Other changes which the Directive will force in IPC include a requirement on regulators to take noise, vibration, and consumption of raw materials into account when setting permit conditions. The DETR foresees no difficulty "in principle" in doing this, though it acknowledges that regulators may need additional expertise - while Mr Meacher warned about the permitting process "silting up with complexity".
Spacing out permit reviews
The DETR has also canvassed views on a possible extension of the current statutory requirement for IPC permits to be reviewed every four years. The Directive stipulates only a "periodic" review of permit conditions, but a change in UK practice would not be dictated by the Directive but be a home-grown deregulatory measure. It may, though, enable the Agency to make a better fist of its permit review programme.
The consultation paper also invites views on other changes to UK practice which are not dictated by the Directive:
The paper invites views on three options: retain sectoral affordability, abandon it immediately, or phase it out gradually.
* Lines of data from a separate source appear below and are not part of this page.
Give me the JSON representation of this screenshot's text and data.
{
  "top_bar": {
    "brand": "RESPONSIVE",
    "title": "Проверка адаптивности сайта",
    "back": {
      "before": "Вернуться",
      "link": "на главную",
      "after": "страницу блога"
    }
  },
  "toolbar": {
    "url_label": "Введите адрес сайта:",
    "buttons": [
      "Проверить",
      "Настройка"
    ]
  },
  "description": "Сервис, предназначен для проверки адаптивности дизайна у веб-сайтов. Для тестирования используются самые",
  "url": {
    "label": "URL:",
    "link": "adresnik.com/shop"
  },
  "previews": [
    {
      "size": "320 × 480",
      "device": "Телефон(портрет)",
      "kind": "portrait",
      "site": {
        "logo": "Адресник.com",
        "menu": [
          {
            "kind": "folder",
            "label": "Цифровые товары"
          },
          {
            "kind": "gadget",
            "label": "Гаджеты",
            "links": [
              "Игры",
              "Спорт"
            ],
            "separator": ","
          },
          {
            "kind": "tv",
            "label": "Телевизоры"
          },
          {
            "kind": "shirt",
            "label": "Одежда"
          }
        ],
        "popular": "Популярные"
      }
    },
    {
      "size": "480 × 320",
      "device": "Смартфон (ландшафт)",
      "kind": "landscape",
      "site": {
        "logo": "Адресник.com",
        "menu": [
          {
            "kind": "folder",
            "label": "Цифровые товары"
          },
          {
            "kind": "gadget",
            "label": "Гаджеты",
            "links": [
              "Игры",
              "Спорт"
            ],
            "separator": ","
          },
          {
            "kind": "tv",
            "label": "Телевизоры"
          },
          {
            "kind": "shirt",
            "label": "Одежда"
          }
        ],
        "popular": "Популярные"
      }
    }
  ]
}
It provides its own answer: that because of uncertainty about what a shift to a cost/benefit approach would entail for particular sectors, and because valuation of costs and benefits is a "relatively inexact science", any such move should be approached "with considerable caution." However, the DETR has support from the Treasury for dropping affordability - though not from the Department of Trade and Industry.
The paper proposes that the Agency should be ordered to set clear "indicative" performance standards and upgrading deadlines for existing plant in future guidance. To back this up, inspectors might be required to justify publicly any departures from these standards and deadlines, after receiving "cogent" reasons from operators why this should be done.
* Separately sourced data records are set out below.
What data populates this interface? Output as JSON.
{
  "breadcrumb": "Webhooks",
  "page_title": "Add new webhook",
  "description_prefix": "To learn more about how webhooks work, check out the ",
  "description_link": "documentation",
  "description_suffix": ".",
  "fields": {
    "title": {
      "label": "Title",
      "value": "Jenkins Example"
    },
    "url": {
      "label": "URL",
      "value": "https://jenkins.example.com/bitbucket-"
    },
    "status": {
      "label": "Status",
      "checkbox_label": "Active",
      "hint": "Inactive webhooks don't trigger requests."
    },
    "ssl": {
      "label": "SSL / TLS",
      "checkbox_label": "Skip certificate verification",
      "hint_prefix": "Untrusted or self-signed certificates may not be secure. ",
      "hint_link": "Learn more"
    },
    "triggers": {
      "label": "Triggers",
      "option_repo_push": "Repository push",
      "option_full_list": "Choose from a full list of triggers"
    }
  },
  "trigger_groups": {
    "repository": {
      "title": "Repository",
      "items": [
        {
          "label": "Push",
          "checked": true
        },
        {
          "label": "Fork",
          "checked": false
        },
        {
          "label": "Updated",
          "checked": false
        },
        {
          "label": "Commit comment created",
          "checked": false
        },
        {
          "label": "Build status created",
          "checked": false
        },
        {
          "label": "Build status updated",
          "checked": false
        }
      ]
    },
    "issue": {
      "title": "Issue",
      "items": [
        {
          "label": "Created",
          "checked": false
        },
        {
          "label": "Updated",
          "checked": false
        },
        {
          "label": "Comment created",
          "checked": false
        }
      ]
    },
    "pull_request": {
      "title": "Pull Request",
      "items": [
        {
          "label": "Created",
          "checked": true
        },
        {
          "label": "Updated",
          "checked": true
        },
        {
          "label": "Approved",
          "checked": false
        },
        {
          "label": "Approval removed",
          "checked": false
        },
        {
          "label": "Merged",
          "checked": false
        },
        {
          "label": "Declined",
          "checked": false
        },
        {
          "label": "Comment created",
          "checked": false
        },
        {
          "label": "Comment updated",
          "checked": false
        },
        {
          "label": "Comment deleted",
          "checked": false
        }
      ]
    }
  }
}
MAFF's consultation paper raises interesting questions. It canvasses views on a range of technical requirements for pig and poultry units which will not be applied to existing plant for up to ten years. The consultation list is extremely narrow, being confined largely to farming and countryside groups. Manufacturing industries - especially those emitting ammonia or nitrous oxide - may wish to take an interest in the proposals because they would achieve only very small reductions in emissions of both gases, possibly shifting the burden of meeting future reduction targets to other sectors.
Abating livestock emissions
The technical proposals in the paper are based largely on an existing voluntary code of good agricultural practice on air pollution. It is not clear how MAFF applied the Directive's requirements on BAT in putting these forward, but the upshot is that estimated ammonia emissions from the pig and poultry sectors would be cut by around 12%. Other benefits - notably reductions in odour and nitrous oxide emissions and in nutrient leaching to water - will also occur, but are unquantified.
This would be achieved at an estimated annual cost to some 980 producers of £11.7 million. However, £5 million of this expenditure will only build up slowly because MAFF has assumed that upgrading of livestock buildings - a major emission source - will be done at the end of their normal lives.
MAFF's paper contains other controversial proposals. For example, its preference for disposal of livestock manure to land is to set a uniform limit of 250kg of total nitrogen per hectare per year averaged over the area of crops and grass on a farm.
MAFF has only proposed as an alternative an approach which would require farmers to match manure application rates to crop nitrogen requirements in order to reduce nitrate leaching and emissions of nitrous oxide, and to take account of the phosphorus content of both manures and soils in determining application rates in order to reduce risks of phosphate leaching into watercourses. This would be more costly to regulators and farmers - but no attempt to weigh costs against benefits is made in the paper. The argument over this issue is only one of many to come over the implications of IPPC.